would never go on the stage without warming up my voice vocally.
GROSS: What did your voice used to sound like?
Ms. REDGRAVE: I'm not sure I could do it, but it was pitched very - it
was pitched high, and it was back here. And it was very sort of like
(Soundbite of laughter)
GROSS: What did you do to deepen it?
Ms. REDGRAVE: Well, first of all, I did train for three years in drama
school, in British drama schools. And I can't speak for American drama
schools because I haven't been to one. British ones certainly spend an
enormous amount of time every day on vocal dexterity, on diction, but
more specifically, on breathing. All of good voice comes from, really,
initially, from how you breathe and how you support the voice in the
same way that a singer does. It's just that most people speaking don't
think that's necessary. They can get by without. But you can't get by on
the stage, and you can't - what you can't really do is have any
flexibility of a voice.
If you want play somebody who doesn't talk like you, then why would one
just stick with what you've got? I mean, I know plenty of actors who do
and avidly say, you know, this is the way I talk, and tough. And I just
think that's stupid. I think that's limiting. You know, you should be
able to do anything. In theory, your voice should be able to do whatever
you tell it to. And sometimes for certain parts or certain roles, you're
going to have to train all over again at any age in order to get that
dimension and not hurt your voice. Otherwise, you can't play at
GROSS: Do you think of yourself as being good at doing dialects and
getting other people's voices?
Ms. REDGRAVE: I am. I have a natural ear for dialects, for accents, for
mimicry, in a way. And that's just luck, I suppose, that, you know, some
people have to work a lot harder at getting an accent. I recently did a
movie. I've played quite a few parts where I've had to, in my terms,
have an American accent, in your terms, lose my English accent.
(Soundbite of laughter)
Ms. REDGRAVE: And because everybody knows I'm English, of course, it's
especially important that I be totally specific, because everybody's
listening to hear, oh, well, she doesn't really sound - she really
sounds English, you know. So you have to kind of make them suspend
disbelief by getting it even more perfect.
GROSS: Throughout your career, while you've been married and since
you've been a mother - and you were saying you have three children...
Ms. REDGRAVE: Yeah.
GROSS: ...you've, I think, tried to really not sacrifice the family part
of your life for your career. What have some of the things been that
you've done to make sure that you're able to keep that balance?
Ms. REDGRAVE: Well, I like my - all my children to know what I do and
understand where I do it. So they have always come and seen me backstage
of where I work, if it's a theater. I think it's - first, as little
children, it helps them a lot to - just that you have to go out in the

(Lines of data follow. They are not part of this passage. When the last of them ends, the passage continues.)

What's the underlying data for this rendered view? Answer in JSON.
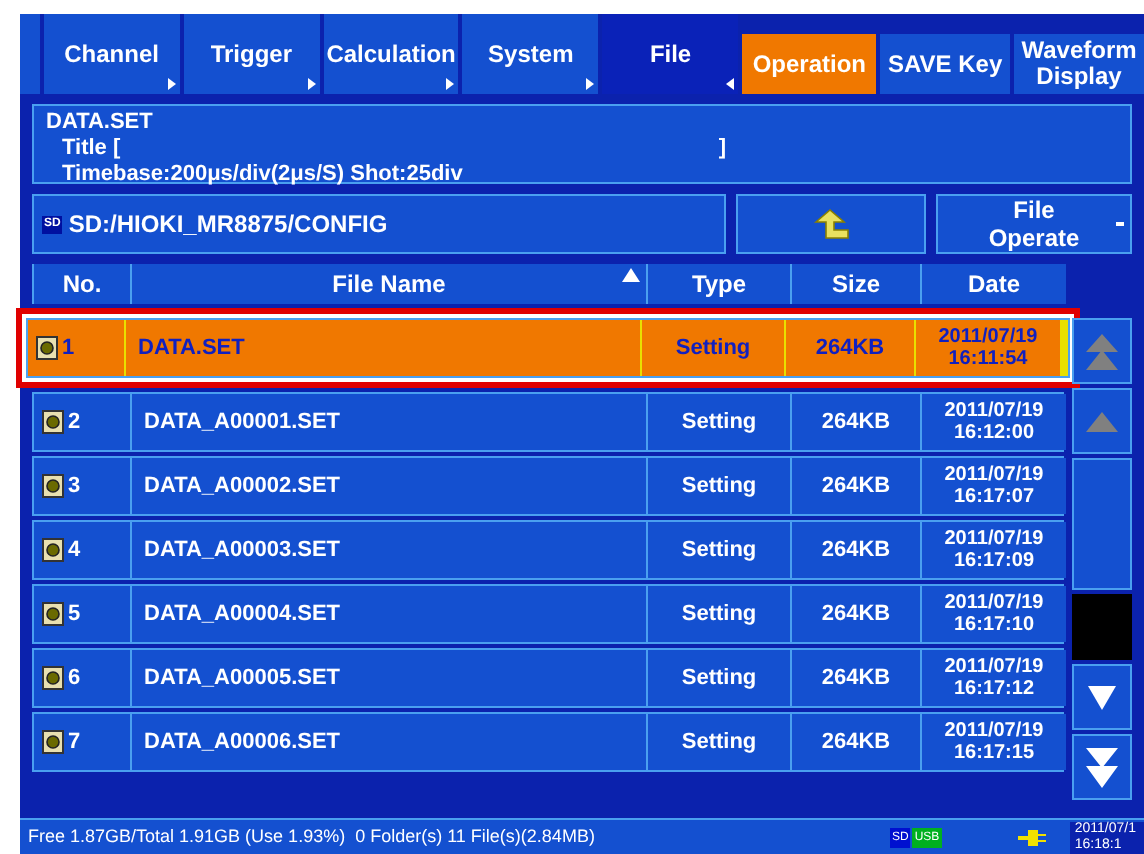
{
  "tabs": [
    {
      "label": "Channel",
      "selected": false
    },
    {
      "label": "Trigger",
      "selected": false
    },
    {
      "label": "Calculation",
      "selected": false
    },
    {
      "label": "System",
      "selected": false
    },
    {
      "label": "File",
      "selected": true
    }
  ],
  "subtabs": [
    {
      "label": "Operation",
      "selected": true
    },
    {
      "label": "SAVE Key",
      "selected": false
    },
    {
      "label": "Waveform\nDisplay",
      "selected": false
    }
  ],
  "info": {
    "file": "DATA.SET",
    "title_open": "Title [",
    "title_close": "]",
    "timebase": "Timebase:200μs/div(2μs/S) Shot:25div"
  },
  "path": {
    "drive_badge": "SD",
    "text": "SD:/HIOKI_MR8875/CONFIG"
  },
  "file_operate": "File\nOperate",
  "columns": [
    "No.",
    "File Name",
    "Type",
    "Size",
    "Date"
  ],
  "rows": [
    {
      "no": "1",
      "name": "DATA.SET",
      "type": "Setting",
      "size": "264KB",
      "date": "2011/07/19",
      "time": "16:11:54",
      "selected": true
    },
    {
      "no": "2",
      "name": "DATA_A00001.SET",
      "type": "Setting",
      "size": "264KB",
      "date": "2011/07/19",
      "time": "16:12:00",
      "selected": false
    },
    {
      "no": "3",
      "name": "DATA_A00002.SET",
      "type": "Setting",
      "size": "264KB",
      "date": "2011/07/19",
      "time": "16:17:07",
      "selected": false
    },
    {
      "no": "4",
      "name": "DATA_A00003.SET",
      "type": "Setting",
      "size": "264KB",
      "date": "2011/07/19",
      "time": "16:17:09",
      "selected": false
    },
    {
      "no": "5",
      "name": "DATA_A00004.SET",
      "type": "Setting",
      "size": "264KB",
      "date": "2011/07/19",
      "time": "16:17:10",
      "selected": false
    },
    {
      "no": "6",
      "name": "DATA_A00005.SET",
      "type": "Setting",
      "size": "264KB",
      "date": "2011/07/19",
      "time": "16:17:12",
      "selected": false
    },
    {
      "no": "7",
      "name": "DATA_A00006.SET",
      "type": "Setting",
      "size": "264KB",
      "date": "2011/07/19",
      "time": "16:17:15",
      "selected": false
    }
  ],
  "status": {
    "text": "Free 1.87GB/Total 1.91GB (Use 1.93%)  0 Folder(s) 11 File(s)(2.84MB)",
    "sd_badge": "SD",
    "usb_badge": "USB",
    "clock_date": "2011/07/1",
    "clock_time": "16:18:1"
  }
}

evening to know where it is you're going and have an idea that it's
something very practical. You have to sit down. You have to fix your
wig. You have to put on your makeup, that there are a whole bunch of
tasks, that there's a certain discipline in the theater. I've had all of
the children back stage with me at various times.
Annabelle, last year, when I was doing "Aren't We All" on Broadway, she
was not quite four when - the first time that I brought her to a matinee
- I used to take her to all the matinees. And she helped me. She was -
she helped me with my shoe changes, because, you know, obviously, she -
at not quite four, she couldn't do the zippers. She couldn't reach. But
I gave her a job, and I also took her all around the theater and showed
her why she had to be so quiet, why there were certain rules. And I've
done that with all the children. The older children used to tour with
me. We used to pack up school books, and off we'd go on the road, all of
GROSS: Lynn Redgrave, recorded in 1986. She died of cancer Sunday at the
age of 67. You can download podcasts of our show on our Web site:
Transcripts are created on a rush deadline, and accuracy and availability may vary. This text may not be in its final form and may be updated or revised in the future. Please be aware that the authoritative record of Fresh Air interviews and reviews are the audio recordings of each segment.